Go over the data and copy out each line with "this" in it.

┌────────

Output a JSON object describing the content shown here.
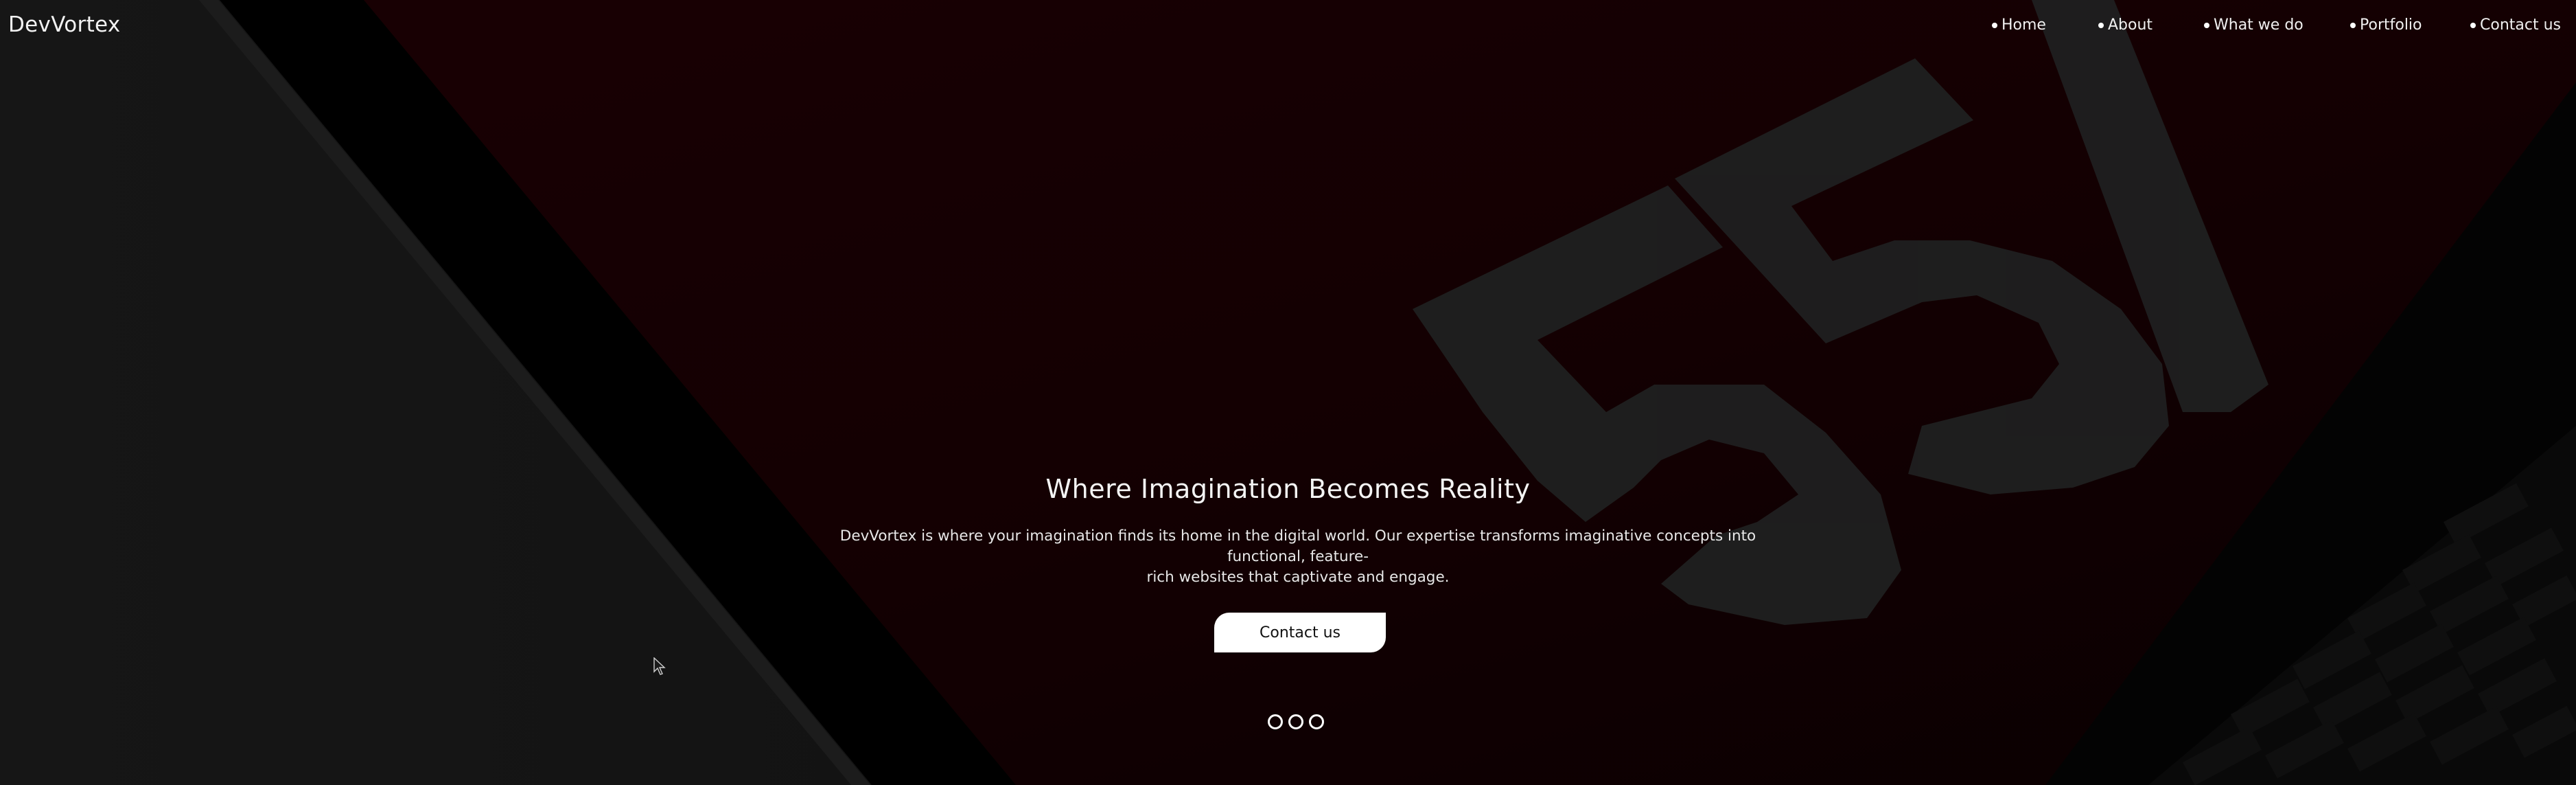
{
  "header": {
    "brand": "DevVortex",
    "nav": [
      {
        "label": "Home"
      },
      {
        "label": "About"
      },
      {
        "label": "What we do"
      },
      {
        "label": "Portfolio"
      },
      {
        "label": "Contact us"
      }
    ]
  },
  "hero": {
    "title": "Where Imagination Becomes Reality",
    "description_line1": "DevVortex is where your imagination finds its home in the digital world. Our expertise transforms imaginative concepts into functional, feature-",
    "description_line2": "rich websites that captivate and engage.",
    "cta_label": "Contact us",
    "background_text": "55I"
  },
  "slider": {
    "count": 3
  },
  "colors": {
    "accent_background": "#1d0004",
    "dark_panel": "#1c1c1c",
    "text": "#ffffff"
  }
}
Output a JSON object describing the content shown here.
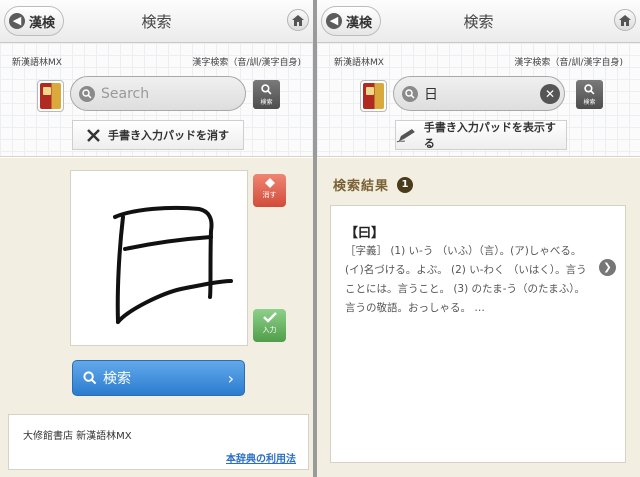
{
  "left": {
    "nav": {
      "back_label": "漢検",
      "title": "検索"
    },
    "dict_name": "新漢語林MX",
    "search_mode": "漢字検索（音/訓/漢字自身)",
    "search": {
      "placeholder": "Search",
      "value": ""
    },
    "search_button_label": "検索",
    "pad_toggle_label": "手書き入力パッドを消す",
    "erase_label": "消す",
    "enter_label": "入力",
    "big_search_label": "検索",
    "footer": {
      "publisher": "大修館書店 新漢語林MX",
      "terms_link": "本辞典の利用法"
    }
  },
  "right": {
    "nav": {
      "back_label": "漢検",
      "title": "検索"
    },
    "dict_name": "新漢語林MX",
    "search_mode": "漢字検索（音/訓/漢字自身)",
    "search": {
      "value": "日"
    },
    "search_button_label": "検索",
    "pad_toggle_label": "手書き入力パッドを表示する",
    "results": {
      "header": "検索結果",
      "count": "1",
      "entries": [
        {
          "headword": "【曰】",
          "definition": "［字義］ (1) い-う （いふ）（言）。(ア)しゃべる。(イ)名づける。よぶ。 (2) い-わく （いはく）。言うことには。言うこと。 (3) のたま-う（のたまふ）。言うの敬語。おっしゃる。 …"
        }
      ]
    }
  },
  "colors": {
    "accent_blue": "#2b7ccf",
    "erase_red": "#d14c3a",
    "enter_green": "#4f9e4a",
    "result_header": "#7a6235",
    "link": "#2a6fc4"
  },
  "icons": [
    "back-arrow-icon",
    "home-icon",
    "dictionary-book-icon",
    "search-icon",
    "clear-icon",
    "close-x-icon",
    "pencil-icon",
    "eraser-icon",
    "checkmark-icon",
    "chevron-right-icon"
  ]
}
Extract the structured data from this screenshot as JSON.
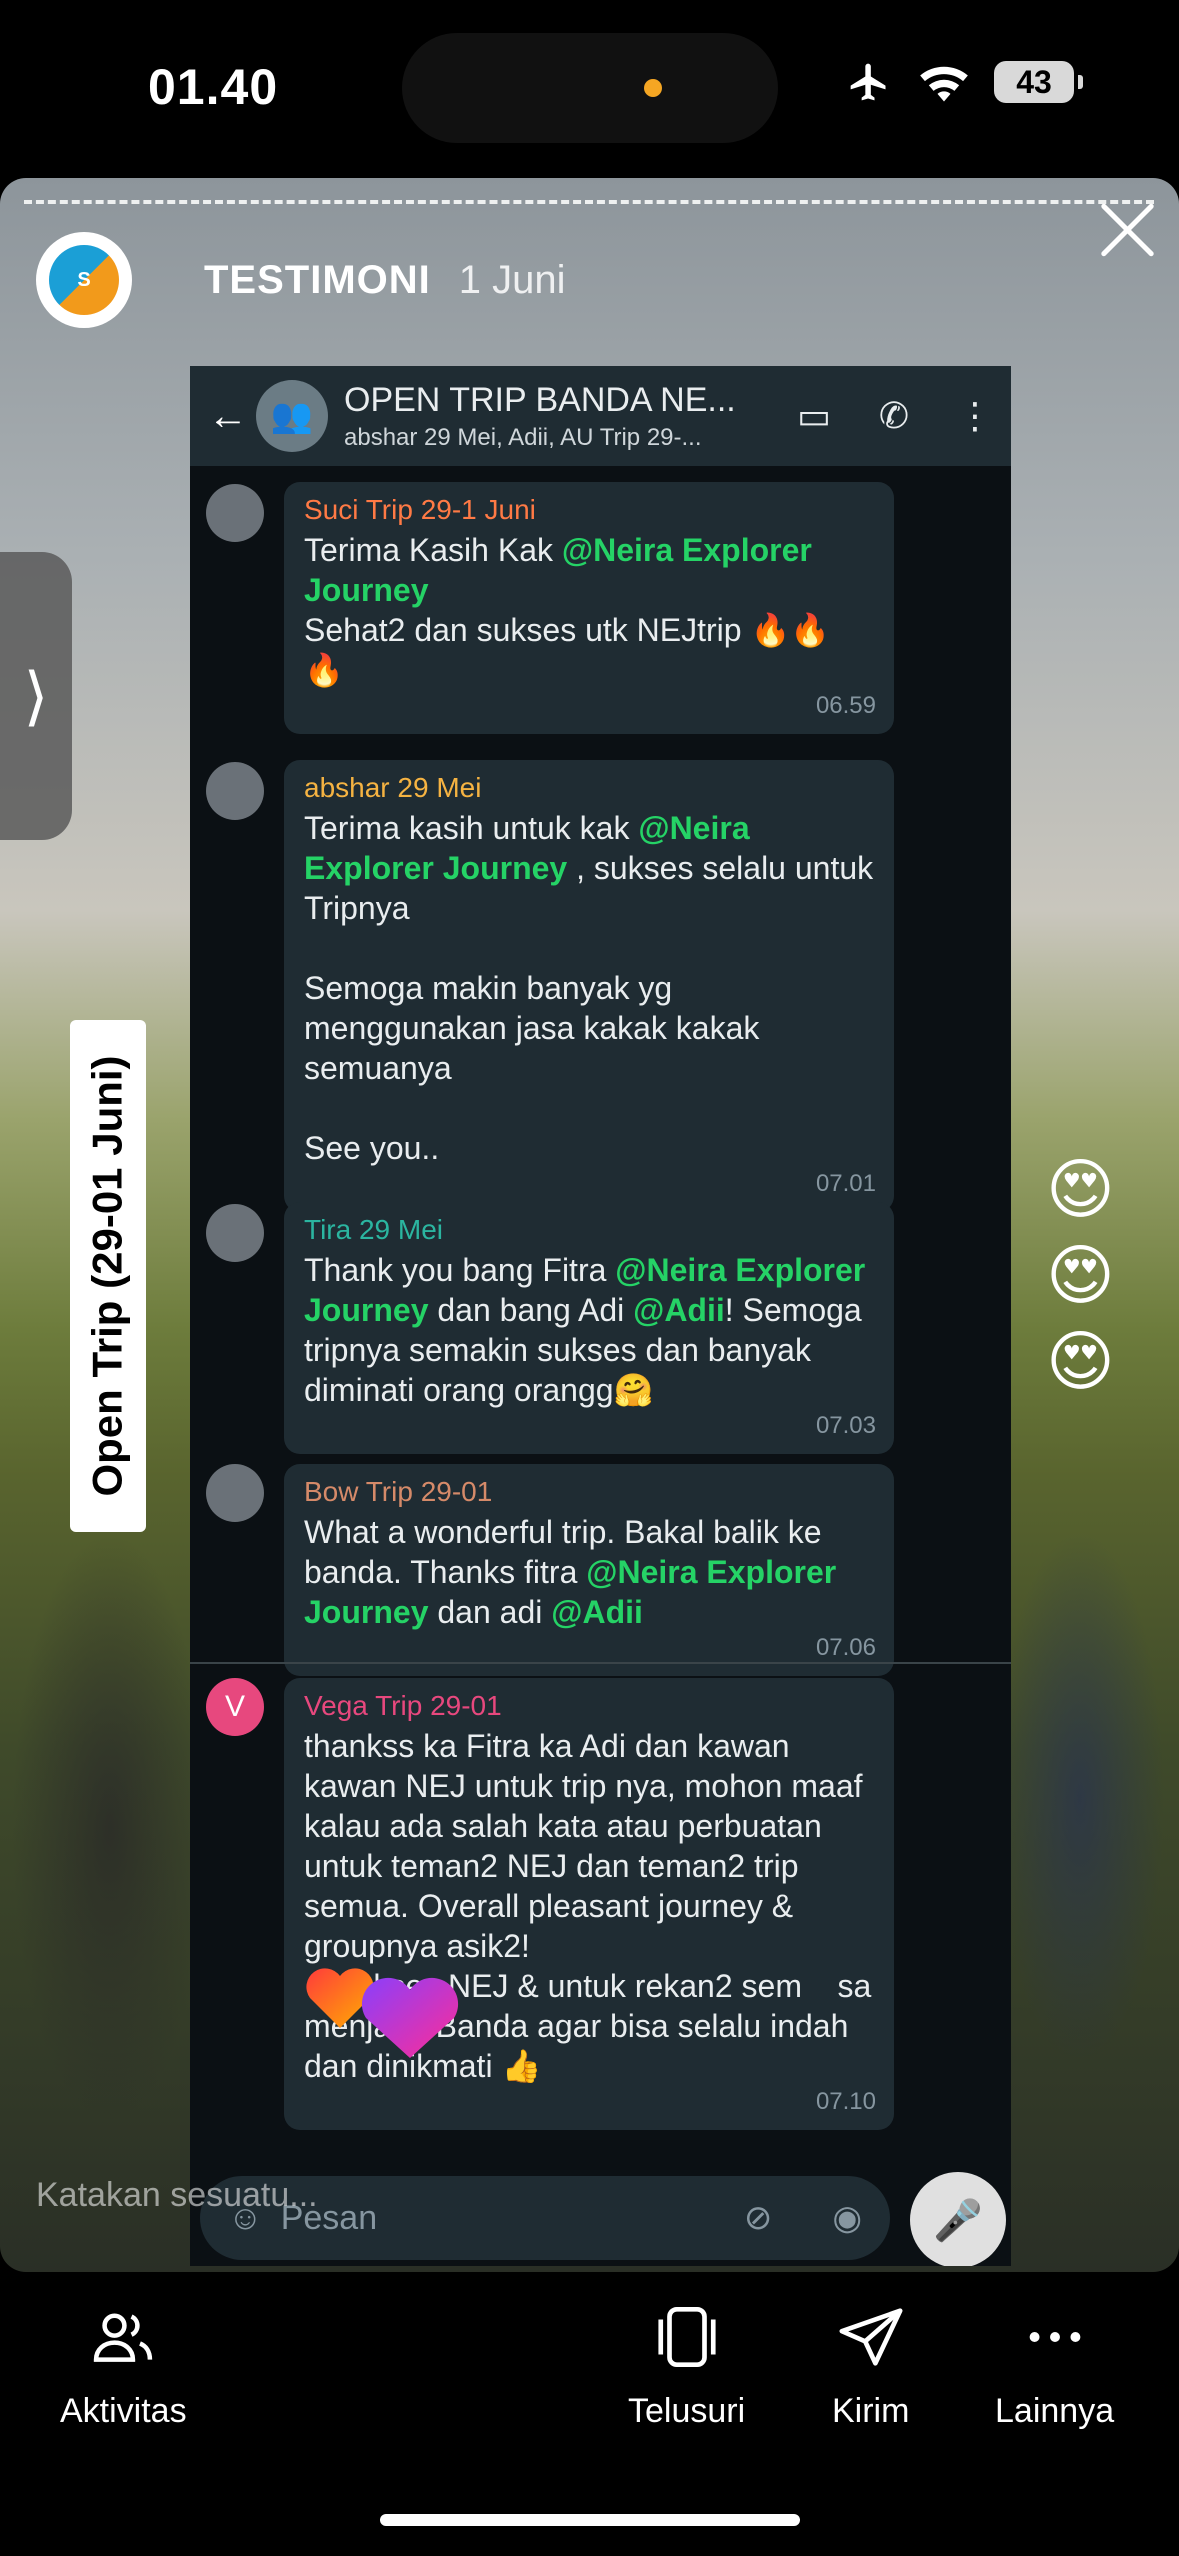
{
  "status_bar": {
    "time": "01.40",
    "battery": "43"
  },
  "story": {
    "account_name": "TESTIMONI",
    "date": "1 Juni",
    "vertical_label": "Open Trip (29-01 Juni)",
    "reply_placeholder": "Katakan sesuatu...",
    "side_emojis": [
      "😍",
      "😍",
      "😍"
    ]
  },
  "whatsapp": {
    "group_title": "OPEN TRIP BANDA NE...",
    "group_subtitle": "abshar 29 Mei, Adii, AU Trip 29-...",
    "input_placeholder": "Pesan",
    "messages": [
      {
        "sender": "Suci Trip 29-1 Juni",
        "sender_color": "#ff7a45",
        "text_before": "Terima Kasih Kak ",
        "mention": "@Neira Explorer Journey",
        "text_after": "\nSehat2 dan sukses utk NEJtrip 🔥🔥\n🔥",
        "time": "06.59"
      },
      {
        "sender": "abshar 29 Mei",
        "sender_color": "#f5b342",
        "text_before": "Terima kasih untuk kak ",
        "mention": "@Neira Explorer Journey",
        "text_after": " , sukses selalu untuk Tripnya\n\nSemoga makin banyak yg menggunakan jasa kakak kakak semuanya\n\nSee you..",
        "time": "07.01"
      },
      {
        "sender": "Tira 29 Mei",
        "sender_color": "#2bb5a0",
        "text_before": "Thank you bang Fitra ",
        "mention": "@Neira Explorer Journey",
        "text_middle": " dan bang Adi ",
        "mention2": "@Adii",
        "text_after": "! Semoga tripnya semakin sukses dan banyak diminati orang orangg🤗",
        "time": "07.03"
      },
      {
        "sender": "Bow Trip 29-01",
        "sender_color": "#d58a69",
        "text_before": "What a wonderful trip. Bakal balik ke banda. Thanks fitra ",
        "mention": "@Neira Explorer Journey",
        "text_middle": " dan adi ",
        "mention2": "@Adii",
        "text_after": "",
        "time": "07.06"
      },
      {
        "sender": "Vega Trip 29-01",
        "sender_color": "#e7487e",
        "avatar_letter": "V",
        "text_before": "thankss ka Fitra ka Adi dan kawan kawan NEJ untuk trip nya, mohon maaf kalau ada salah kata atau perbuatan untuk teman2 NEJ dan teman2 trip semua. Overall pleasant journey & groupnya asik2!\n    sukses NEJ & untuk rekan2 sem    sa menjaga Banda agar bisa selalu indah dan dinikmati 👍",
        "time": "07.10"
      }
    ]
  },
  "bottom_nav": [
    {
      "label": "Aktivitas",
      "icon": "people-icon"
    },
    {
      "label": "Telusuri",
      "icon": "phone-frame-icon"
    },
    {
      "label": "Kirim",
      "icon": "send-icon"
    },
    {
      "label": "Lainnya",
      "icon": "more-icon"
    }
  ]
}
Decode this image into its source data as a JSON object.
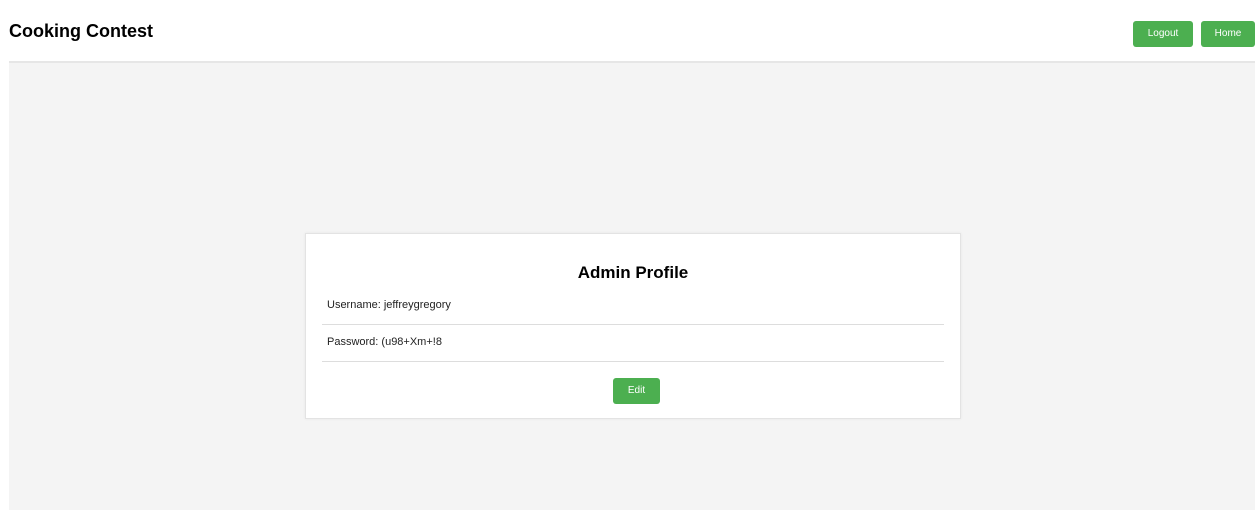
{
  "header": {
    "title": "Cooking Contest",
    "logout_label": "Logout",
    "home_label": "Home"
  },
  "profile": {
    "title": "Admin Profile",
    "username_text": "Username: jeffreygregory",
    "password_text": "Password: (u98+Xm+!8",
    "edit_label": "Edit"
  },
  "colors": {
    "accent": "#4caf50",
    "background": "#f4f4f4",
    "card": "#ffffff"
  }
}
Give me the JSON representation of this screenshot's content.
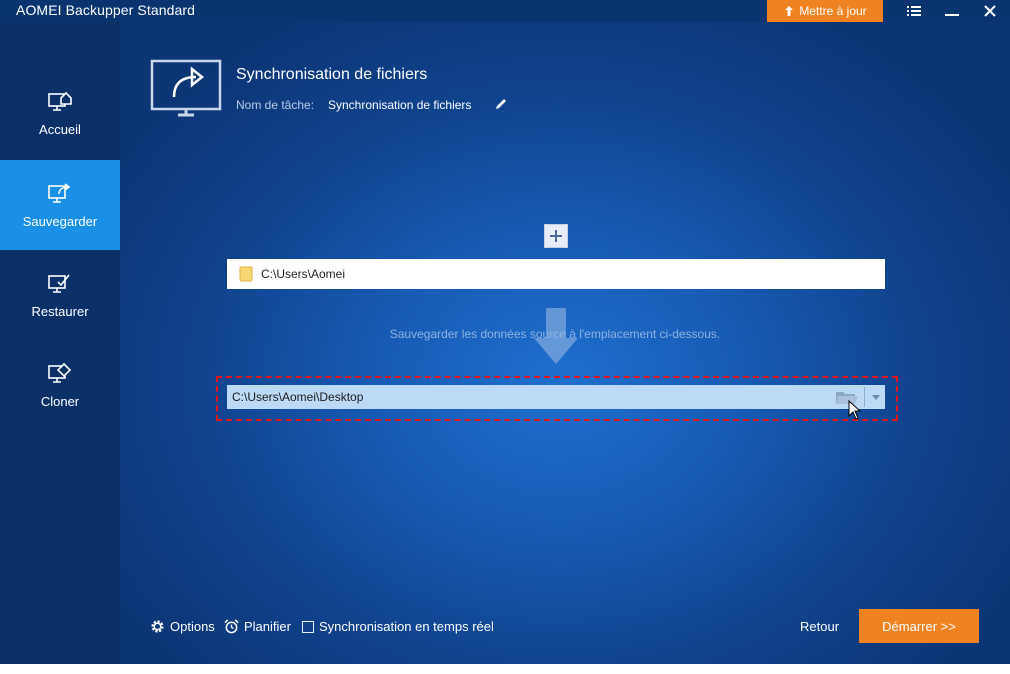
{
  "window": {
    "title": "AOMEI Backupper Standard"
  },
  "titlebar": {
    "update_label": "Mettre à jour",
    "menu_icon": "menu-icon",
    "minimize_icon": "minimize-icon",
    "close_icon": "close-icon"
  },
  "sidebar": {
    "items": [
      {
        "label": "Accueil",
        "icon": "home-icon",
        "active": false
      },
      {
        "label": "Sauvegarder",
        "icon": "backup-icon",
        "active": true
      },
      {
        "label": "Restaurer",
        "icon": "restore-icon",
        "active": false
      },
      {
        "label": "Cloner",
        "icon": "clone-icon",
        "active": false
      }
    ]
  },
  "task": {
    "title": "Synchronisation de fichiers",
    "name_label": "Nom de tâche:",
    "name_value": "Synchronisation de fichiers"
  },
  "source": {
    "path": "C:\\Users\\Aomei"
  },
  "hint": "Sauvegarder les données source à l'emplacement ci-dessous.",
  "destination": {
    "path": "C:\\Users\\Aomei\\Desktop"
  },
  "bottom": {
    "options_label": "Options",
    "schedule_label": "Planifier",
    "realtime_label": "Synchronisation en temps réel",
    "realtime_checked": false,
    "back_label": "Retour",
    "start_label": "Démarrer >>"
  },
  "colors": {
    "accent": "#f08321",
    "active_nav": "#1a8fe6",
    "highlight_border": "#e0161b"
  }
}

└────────

--- Your solution ---
Extract the structured data from this screenshot as JSON.
Decode this image into its source data as a JSON object.
Give me the JSON representation of this screenshot's content.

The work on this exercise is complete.